[Opening DATA TO PROCESS section]
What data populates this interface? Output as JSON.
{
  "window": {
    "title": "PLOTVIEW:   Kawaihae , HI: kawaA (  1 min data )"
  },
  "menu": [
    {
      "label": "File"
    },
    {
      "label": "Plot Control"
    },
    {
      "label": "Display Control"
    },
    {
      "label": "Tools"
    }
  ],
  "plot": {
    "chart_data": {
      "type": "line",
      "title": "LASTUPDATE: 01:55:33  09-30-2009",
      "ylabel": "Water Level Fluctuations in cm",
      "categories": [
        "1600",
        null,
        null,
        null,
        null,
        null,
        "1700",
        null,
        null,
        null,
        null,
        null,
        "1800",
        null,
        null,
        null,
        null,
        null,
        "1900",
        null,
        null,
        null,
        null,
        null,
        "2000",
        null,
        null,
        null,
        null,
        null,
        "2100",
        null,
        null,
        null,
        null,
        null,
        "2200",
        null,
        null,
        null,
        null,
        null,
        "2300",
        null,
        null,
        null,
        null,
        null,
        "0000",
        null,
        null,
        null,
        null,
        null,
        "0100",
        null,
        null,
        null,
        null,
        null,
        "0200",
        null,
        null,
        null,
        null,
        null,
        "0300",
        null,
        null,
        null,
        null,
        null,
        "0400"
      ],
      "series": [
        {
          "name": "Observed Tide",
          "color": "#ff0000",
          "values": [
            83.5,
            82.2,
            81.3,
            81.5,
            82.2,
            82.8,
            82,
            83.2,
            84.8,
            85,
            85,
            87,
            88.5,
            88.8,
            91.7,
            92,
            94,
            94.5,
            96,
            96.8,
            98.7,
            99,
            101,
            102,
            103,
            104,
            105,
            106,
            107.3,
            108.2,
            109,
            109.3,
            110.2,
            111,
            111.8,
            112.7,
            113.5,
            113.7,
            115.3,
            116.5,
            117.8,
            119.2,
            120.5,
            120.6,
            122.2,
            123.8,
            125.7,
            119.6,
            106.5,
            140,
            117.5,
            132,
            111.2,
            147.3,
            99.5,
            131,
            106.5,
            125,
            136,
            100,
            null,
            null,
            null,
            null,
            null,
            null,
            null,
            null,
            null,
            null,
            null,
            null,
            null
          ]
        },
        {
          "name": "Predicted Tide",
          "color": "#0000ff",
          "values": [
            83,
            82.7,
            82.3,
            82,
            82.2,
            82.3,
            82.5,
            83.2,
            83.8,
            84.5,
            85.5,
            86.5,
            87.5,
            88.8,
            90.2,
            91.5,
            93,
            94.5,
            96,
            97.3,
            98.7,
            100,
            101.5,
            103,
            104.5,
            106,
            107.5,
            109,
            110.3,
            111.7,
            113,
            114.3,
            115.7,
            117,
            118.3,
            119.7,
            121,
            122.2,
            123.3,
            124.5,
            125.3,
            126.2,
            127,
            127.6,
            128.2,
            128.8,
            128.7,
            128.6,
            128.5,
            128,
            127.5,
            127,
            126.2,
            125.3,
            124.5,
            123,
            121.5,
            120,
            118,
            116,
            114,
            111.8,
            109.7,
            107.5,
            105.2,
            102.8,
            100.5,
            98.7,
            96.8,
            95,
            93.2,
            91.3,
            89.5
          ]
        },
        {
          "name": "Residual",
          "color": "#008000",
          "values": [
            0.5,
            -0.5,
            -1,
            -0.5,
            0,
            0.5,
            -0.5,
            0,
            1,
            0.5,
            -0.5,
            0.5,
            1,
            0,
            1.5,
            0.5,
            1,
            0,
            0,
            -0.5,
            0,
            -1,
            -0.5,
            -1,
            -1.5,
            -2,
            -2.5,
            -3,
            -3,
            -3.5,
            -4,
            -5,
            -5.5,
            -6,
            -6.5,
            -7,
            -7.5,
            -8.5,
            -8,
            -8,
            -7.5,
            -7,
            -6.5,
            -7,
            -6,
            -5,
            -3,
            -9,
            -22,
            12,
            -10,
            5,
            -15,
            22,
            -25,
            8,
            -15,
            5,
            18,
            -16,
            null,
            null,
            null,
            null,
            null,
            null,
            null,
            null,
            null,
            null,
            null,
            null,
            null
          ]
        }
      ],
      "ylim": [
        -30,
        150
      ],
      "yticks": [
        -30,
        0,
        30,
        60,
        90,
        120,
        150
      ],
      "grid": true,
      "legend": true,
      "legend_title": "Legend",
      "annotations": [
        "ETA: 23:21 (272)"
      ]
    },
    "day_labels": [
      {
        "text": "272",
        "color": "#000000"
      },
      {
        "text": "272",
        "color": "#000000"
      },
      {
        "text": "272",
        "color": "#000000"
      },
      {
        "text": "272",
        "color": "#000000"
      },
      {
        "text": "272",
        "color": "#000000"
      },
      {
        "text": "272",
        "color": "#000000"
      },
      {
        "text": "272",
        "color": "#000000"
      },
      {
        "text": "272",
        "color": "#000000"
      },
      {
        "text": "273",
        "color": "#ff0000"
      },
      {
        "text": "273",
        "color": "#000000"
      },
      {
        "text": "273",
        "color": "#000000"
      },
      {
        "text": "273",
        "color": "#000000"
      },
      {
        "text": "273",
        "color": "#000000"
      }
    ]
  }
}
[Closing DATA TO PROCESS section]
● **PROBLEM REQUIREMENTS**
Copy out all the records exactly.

● **ANSWER FOR THE TASK**
What data populates this interface? Output as JSON.
{
  "window": {
    "title": "PLOTVIEW:   Kawaihae , HI: kawaA (  1 min data )"
  },
  "menu": [
    {
      "label": "File"
    },
    {
      "label": "Plot Control"
    },
    {
      "label": "Display Control"
    },
    {
      "label": "Tools"
    }
  ],
  "plot": {
    "chart_data": {
      "type": "line",
      "title": "LASTUPDATE: 01:55:33  09-30-2009",
      "ylabel": "Water Level Fluctuations in cm",
      "categories": [
        "1600",
        null,
        null,
        null,
        null,
        null,
        "1700",
        null,
        null,
        null,
        null,
        null,
        "1800",
        null,
        null,
        null,
        null,
        null,
        "1900",
        null,
        null,
        null,
        null,
        null,
        "2000",
        null,
        null,
        null,
        null,
        null,
        "2100",
        null,
        null,
        null,
        null,
        null,
        "2200",
        null,
        null,
        null,
        null,
        null,
        "2300",
        null,
        null,
        null,
        null,
        null,
        "0000",
        null,
        null,
        null,
        null,
        null,
        "0100",
        null,
        null,
        null,
        null,
        null,
        "0200",
        null,
        null,
        null,
        null,
        null,
        "0300",
        null,
        null,
        null,
        null,
        null,
        "0400"
      ],
      "series": [
        {
          "name": "Observed Tide",
          "color": "#ff0000",
          "values": [
            83.5,
            82.2,
            81.3,
            81.5,
            82.2,
            82.8,
            82,
            83.2,
            84.8,
            85,
            85,
            87,
            88.5,
            88.8,
            91.7,
            92,
            94,
            94.5,
            96,
            96.8,
            98.7,
            99,
            101,
            102,
            103,
            104,
            105,
            106,
            107.3,
            108.2,
            109,
            109.3,
            110.2,
            111,
            111.8,
            112.7,
            113.5,
            113.7,
            115.3,
            116.5,
            117.8,
            119.2,
            120.5,
            120.6,
            122.2,
            123.8,
            125.7,
            119.6,
            106.5,
            140,
            117.5,
            132,
            111.2,
            147.3,
            99.5,
            131,
            106.5,
            125,
            136,
            100,
            null,
            null,
            null,
            null,
            null,
            null,
            null,
            null,
            null,
            null,
            null,
            null,
            null
          ]
        },
        {
          "name": "Predicted Tide",
          "color": "#0000ff",
          "values": [
            83,
            82.7,
            82.3,
            82,
            82.2,
            82.3,
            82.5,
            83.2,
            83.8,
            84.5,
            85.5,
            86.5,
            87.5,
            88.8,
            90.2,
            91.5,
            93,
            94.5,
            96,
            97.3,
            98.7,
            100,
            101.5,
            103,
            104.5,
            106,
            107.5,
            109,
            110.3,
            111.7,
            113,
            114.3,
            115.7,
            117,
            118.3,
            119.7,
            121,
            122.2,
            123.3,
            124.5,
            125.3,
            126.2,
            127,
            127.6,
            128.2,
            128.8,
            128.7,
            128.6,
            128.5,
            128,
            127.5,
            127,
            126.2,
            125.3,
            124.5,
            123,
            121.5,
            120,
            118,
            116,
            114,
            111.8,
            109.7,
            107.5,
            105.2,
            102.8,
            100.5,
            98.7,
            96.8,
            95,
            93.2,
            91.3,
            89.5
          ]
        },
        {
          "name": "Residual",
          "color": "#008000",
          "values": [
            0.5,
            -0.5,
            -1,
            -0.5,
            0,
            0.5,
            -0.5,
            0,
            1,
            0.5,
            -0.5,
            0.5,
            1,
            0,
            1.5,
            0.5,
            1,
            0,
            0,
            -0.5,
            0,
            -1,
            -0.5,
            -1,
            -1.5,
            -2,
            -2.5,
            -3,
            -3,
            -3.5,
            -4,
            -5,
            -5.5,
            -6,
            -6.5,
            -7,
            -7.5,
            -8.5,
            -8,
            -8,
            -7.5,
            -7,
            -6.5,
            -7,
            -6,
            -5,
            -3,
            -9,
            -22,
            12,
            -10,
            5,
            -15,
            22,
            -25,
            8,
            -15,
            5,
            18,
            -16,
            null,
            null,
            null,
            null,
            null,
            null,
            null,
            null,
            null,
            null,
            null,
            null,
            null
          ]
        }
      ],
      "ylim": [
        -30,
        150
      ],
      "yticks": [
        -30,
        0,
        30,
        60,
        90,
        120,
        150
      ],
      "grid": true,
      "legend": true,
      "legend_title": "Legend",
      "annotations": [
        "ETA: 23:21 (272)"
      ]
    },
    "day_labels": [
      {
        "text": "272",
        "color": "#000000"
      },
      {
        "text": "272",
        "color": "#000000"
      },
      {
        "text": "272",
        "color": "#000000"
      },
      {
        "text": "272",
        "color": "#000000"
      },
      {
        "text": "272",
        "color": "#000000"
      },
      {
        "text": "272",
        "color": "#000000"
      },
      {
        "text": "272",
        "color": "#000000"
      },
      {
        "text": "272",
        "color": "#000000"
      },
      {
        "text": "273",
        "color": "#ff0000"
      },
      {
        "text": "273",
        "color": "#000000"
      },
      {
        "text": "273",
        "color": "#000000"
      },
      {
        "text": "273",
        "color": "#000000"
      },
      {
        "text": "273",
        "color": "#000000"
      }
    ]
  }
}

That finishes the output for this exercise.